They hypothesize glacial melt water raises sea level, which results in a taller column of seawater. The taller column of water exerts increased downward pressure on the rift systems, thereby turning them “off” and decreasing rift activity. Conversely, when ice caps reform, the sea level drops, downward pressure decreases, and the rift activity is turned back “on.”
There are several problems with this proposed sea-level induced on/off rift activity mechanism:
- ) Downward pressure is insufficient: When the ice caps melt sea level would raise approximately 200-250 feet, as stated by current climate scientists. So let’s use 250 feet, the maximum. This equates to 110 psi (pounds per square inch) of downward pressure, because sea water exerts 14.5 psi per 33 feet. It seems very unlikely that a 110 psi change in pressure could affect world class rift systems that have the force to move entire continents 2-3 centimeters per year. Stated another way, the average depth of most ocean rift systems, for example the Mid Atlantic rift, is 7,000 feet. Pressure at 7,000 feet is 3,075 psi. The additional 250 feet of sea water from ice cap melting would be a 3.5% increase in pressure. It’s very difficult to imagine that a 3.5% increase alone would alter rift system mechanics.
- ) Rift systems move sideways: The next big problem is that rift system faulting moves rock layers sideways, so downward pressure from increased water depth would have minimal effect on the sideways movement of rifts. Actually a case can be made that downward pressure might act to increase sideways rift movement.
- ) Upward seawater and gas expulsion: Expulsion of water and gases from the ocean rift system hydrothermal vents exerts an upward force, which would act to diminish the affect of the downward sea level rise induced force.

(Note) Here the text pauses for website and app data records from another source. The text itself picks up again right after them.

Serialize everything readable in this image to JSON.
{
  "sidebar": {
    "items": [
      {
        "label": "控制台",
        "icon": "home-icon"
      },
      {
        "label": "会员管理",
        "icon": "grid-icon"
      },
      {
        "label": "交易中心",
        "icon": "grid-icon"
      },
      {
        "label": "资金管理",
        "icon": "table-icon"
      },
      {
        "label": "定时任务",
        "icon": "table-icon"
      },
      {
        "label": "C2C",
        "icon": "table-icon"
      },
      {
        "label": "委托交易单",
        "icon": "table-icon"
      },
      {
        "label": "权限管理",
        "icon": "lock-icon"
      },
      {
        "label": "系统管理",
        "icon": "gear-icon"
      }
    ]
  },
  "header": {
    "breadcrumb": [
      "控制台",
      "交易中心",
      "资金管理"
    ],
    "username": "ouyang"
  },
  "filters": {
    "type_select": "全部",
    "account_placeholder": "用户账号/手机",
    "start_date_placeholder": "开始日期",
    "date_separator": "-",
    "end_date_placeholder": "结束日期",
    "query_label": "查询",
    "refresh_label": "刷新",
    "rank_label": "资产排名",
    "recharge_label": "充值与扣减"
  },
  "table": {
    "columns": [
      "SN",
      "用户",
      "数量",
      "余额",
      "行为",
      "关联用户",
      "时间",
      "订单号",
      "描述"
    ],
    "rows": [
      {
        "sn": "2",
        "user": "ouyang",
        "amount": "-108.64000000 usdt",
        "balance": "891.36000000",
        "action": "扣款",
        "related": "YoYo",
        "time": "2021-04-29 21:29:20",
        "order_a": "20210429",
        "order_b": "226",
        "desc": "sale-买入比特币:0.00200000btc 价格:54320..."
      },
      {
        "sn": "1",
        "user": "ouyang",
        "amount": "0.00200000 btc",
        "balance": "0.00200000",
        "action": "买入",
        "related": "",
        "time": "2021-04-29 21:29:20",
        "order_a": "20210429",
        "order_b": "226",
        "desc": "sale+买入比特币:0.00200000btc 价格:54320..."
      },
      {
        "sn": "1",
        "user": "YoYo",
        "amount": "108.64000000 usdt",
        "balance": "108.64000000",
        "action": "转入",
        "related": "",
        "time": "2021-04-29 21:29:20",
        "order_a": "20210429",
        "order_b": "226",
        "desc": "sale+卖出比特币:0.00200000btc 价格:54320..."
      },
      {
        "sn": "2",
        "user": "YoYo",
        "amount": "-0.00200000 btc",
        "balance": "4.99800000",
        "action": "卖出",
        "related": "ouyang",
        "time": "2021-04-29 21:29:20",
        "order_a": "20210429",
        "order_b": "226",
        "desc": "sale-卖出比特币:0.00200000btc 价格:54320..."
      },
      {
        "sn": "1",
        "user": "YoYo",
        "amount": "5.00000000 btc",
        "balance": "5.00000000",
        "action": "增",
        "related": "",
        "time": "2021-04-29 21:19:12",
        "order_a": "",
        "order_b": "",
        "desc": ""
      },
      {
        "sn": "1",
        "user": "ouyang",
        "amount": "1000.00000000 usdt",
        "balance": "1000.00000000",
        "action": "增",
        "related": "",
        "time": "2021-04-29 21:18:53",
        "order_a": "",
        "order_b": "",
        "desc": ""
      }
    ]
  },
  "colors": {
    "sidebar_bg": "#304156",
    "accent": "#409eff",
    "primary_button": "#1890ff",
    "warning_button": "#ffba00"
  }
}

- ) Rock layer mechanics: The basic problem here is that rock layer mechanics are extremely complicated and not predictable. Many geologists have dedicated their entire lives to trying to accurately predict when and how pressured rock layers open and close. To date no one has figured it out. Here is just a one example. Let’s assume for a moment that the increased pressure does push down on rock layers. The mechanics would work like this in a “bowl shaped” ocean basin. As the top of a rock layer is pushed down it would compress together. The result would be to close / tighten the rock. Heat flow would theoretically turn “off.” However the bottom of the same rock layer would expand, which would act to open and loosen the bottom of the layer. Heat would theoretically be turned “on.” Now throw in varying layer angles and rock density variations and you can easily see why it is tough to predict how rock layers will react to simple downward pressure.

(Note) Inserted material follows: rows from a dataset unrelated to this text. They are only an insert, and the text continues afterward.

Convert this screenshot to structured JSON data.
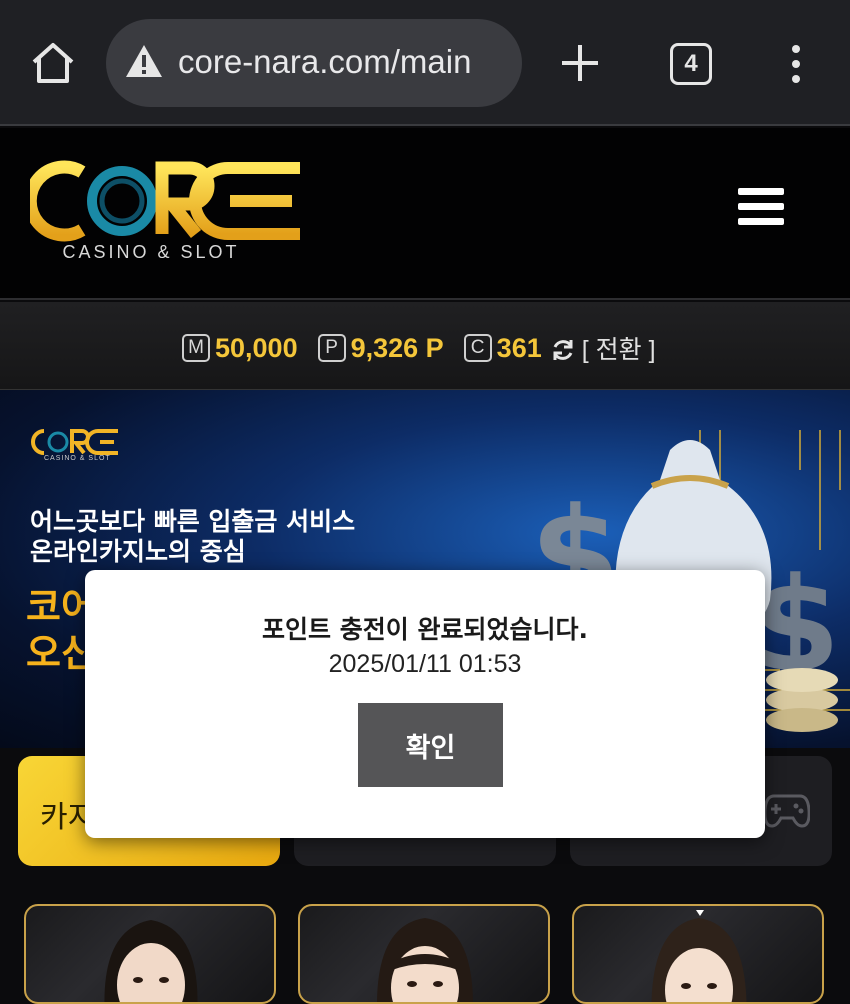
{
  "browser": {
    "url": "core-nara.com/main",
    "tab_count": "4"
  },
  "site": {
    "logo_text": "CORE",
    "logo_sub": "CASINO & SLOT"
  },
  "balance": {
    "money_badge": "M",
    "money": "50,000",
    "point_badge": "P",
    "point": "9,326 P",
    "coin_badge": "C",
    "coin": "361",
    "switch_label": "[ 전환 ]"
  },
  "banner": {
    "line1": "어느곳보다 빠른 입출금 서비스",
    "line2": "온라인카지노의 중심",
    "gold1": "코어",
    "gold2": "오신"
  },
  "categories": {
    "casino_label": "카지"
  },
  "modal": {
    "message": "포인트 충전이 완료되었습니다.",
    "timestamp": "2025/01/11 01:53",
    "confirm_label": "확인"
  },
  "colors": {
    "accent_gold": "#f4c63a",
    "modal_button": "#555557",
    "header_bg": "#020203"
  }
}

- ) Complex word class rift systems: Finally, and most importantly, these are 5,000- to 7,000-mile-long geologically complex rift systems; active volcanoes, super-active hydrothermal vents, faults, cross-faults, varying rock layer densities, varying rock layer thicknesses, varying fault spreading rates, etc. To effectively turn these types of systems on and off uniformly and in a reasonably small time frame a very large force is needed. It is difficult to believe that a mere 110 psi increase in downward force would get this massive job done.
A much more logical explanation of what turns rift system activity on and off is natural variation in the Earth’s very powerful and extensive upper mantle convective system (see image), which “carries heat from the interior of the Earth to the surface.”
This power is episodically released at tectonic plate boundaries and rift systems, which warm our oceans, warm the atmosphere, and melt polar ice caps. The result? Geological rift systems “rock” our climate.
James Edward Kamis is a Geologist and AAPG member of 40 years and has always been fascinated by the connection between Geology and Climate. Years of research and observation have convinced him that the Earth’s heat flow engine, which drives the outer crustal plates, is also an important driver of our climate. Please use the Contact Us page to reach James.